Bad Godesberg. The city is supporting plans by IBIS to become a recognised international supplementary school.
The Independent Bonn International School wants to become a recognised foreign or international supplementary school. This follows from a presentation by the city, which politicians will discuss in October. The relevant application has been submitted to the North Rhine Westphalia schools ministry and the city has also reviewed the request.
The conclusion: it is in the public interest for the school to extend beyond the primary/elementary level in the future. The city administration said the offer of secondary schooling at IBIS would probably primarily be taken up by those students who had already completed their primary schooling there. The headteacher estimated in a talk in mid-July that this would amount to about 250 students. “In particular, she also sees the potential for winning back for Bonn children from Bonn who currently attend international schools in Cologne.” Further, IBIS wants to cooperate with other schools such as the Aloisius College.
The city administration said Bonn has 19 UN institutions, a number of internationally oriented companies such as Deutsche Post and Deutsche Telekom and several non-government organisations. It was therefore obvious the city fundamentally has a “strong interest” in offering international educational opportunities, both at private and public schools. City schools like the Friedrich-Ebert Gymnasium (secondary school) or the Helmholtz Gymnasium already have bilingual programmes on offer. The “Bonns Fünfte” comprehensive school has also made the internationality of its school one of its key future tasks.

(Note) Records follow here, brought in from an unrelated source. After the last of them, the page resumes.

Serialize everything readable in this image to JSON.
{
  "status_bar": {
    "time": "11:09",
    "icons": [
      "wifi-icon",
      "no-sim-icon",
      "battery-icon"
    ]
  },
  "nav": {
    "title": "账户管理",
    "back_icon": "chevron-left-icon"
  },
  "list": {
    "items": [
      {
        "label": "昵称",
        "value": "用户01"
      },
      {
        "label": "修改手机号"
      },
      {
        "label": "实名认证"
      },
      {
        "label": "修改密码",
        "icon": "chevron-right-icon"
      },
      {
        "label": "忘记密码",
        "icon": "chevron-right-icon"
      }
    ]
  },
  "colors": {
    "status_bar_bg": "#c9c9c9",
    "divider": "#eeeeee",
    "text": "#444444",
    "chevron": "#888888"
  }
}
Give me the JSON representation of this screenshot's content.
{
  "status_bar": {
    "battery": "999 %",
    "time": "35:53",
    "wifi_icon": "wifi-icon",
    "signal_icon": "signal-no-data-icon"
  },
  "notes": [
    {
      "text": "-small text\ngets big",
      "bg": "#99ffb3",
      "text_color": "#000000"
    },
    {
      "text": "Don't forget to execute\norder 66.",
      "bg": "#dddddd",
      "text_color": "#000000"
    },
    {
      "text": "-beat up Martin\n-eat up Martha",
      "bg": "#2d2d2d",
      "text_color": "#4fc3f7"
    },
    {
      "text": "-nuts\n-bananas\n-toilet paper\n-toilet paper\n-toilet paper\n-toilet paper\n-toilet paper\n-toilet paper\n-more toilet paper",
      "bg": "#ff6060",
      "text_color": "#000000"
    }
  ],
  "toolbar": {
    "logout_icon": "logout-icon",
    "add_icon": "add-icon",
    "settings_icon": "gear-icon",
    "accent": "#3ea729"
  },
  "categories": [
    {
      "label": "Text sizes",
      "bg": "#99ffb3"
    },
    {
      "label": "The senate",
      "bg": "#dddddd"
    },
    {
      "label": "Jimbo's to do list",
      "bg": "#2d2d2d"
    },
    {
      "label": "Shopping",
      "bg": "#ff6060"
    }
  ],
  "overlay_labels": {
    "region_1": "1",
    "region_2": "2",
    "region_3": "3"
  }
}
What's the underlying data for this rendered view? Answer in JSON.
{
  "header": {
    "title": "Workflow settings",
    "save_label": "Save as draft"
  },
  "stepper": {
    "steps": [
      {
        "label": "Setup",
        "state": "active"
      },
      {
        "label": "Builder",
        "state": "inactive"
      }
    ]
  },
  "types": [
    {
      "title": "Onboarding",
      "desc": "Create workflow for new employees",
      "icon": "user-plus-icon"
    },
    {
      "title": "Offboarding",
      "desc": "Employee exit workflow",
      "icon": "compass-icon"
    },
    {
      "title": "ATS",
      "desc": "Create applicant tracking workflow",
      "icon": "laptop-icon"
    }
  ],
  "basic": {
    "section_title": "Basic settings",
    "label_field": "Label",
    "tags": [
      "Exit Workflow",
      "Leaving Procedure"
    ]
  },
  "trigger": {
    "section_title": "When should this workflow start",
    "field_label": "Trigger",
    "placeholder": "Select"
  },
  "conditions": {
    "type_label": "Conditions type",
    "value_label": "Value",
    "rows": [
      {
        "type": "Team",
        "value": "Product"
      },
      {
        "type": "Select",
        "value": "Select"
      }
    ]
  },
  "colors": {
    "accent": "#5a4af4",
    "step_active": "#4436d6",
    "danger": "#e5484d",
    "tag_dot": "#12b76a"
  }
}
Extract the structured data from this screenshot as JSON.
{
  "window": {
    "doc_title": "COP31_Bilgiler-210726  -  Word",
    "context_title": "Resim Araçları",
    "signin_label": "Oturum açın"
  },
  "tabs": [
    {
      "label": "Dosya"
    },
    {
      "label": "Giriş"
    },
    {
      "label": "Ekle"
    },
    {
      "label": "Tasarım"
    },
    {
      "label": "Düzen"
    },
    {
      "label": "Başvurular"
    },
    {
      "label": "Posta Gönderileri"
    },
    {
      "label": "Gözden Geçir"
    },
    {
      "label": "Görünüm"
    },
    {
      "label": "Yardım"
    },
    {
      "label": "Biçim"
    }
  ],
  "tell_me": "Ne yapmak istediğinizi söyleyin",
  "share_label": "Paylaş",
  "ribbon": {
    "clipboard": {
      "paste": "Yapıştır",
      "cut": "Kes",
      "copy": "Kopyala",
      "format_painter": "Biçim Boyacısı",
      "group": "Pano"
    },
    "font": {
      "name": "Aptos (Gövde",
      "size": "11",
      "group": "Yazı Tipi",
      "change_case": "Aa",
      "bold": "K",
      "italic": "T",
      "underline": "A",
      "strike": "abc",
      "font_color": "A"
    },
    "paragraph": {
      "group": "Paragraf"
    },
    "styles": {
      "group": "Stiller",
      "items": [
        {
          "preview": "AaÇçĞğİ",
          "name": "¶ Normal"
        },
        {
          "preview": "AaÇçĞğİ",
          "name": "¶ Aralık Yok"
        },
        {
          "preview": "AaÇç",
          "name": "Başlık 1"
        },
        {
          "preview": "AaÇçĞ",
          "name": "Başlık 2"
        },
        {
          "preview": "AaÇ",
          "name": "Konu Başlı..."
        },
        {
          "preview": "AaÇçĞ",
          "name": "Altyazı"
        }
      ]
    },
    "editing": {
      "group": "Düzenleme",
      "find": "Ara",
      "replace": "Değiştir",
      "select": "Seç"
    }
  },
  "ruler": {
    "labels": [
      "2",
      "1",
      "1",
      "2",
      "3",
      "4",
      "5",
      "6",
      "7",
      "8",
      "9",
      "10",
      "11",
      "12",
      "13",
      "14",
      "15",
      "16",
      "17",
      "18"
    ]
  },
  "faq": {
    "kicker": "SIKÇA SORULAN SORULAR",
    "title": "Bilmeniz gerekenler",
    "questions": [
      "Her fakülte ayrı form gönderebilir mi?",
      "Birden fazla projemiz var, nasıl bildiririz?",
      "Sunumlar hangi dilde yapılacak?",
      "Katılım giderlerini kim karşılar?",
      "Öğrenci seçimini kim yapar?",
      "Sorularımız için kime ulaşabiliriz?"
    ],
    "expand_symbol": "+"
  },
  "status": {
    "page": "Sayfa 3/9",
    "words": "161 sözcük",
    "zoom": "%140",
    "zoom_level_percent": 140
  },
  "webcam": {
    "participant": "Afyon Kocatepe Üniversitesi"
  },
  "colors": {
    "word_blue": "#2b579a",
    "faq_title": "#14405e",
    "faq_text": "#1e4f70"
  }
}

To date there are only two international private schools, where fees must be paid – IBIS for primary schooling and Bonn International School (BIS) for primary and older students. The city said BIS has argued, “that the market for wealthy parents, who are financially in a position to pay the fees for a private schooling option of this kind, is limited.” At the same time, it has become clear that each year only five students change from IBIS to BIS. Most go on to attend city bilingual secondary schools according to the city administration.
There is therefore no competition issue with BIS. But what about the public schools? The administration thinks some schools could be affected. However, the fact that the number of school students in Bonn will rise in future – contrary to the statewide trend - also needs to be taken into account. Migrant children, of whom about 550 are of primary school age, have also not yet been taken into account. The city therefore believes there will be no danger to public schools if IBIS expands its schooling offer.
If the politicians follow the city’s verdict, there does not seem to be anything standing in the way of the approval. The final decision will be made by Bonn council on Thursday 27 October. (Orig text: Ayla Jacob; translated by Kate Carey)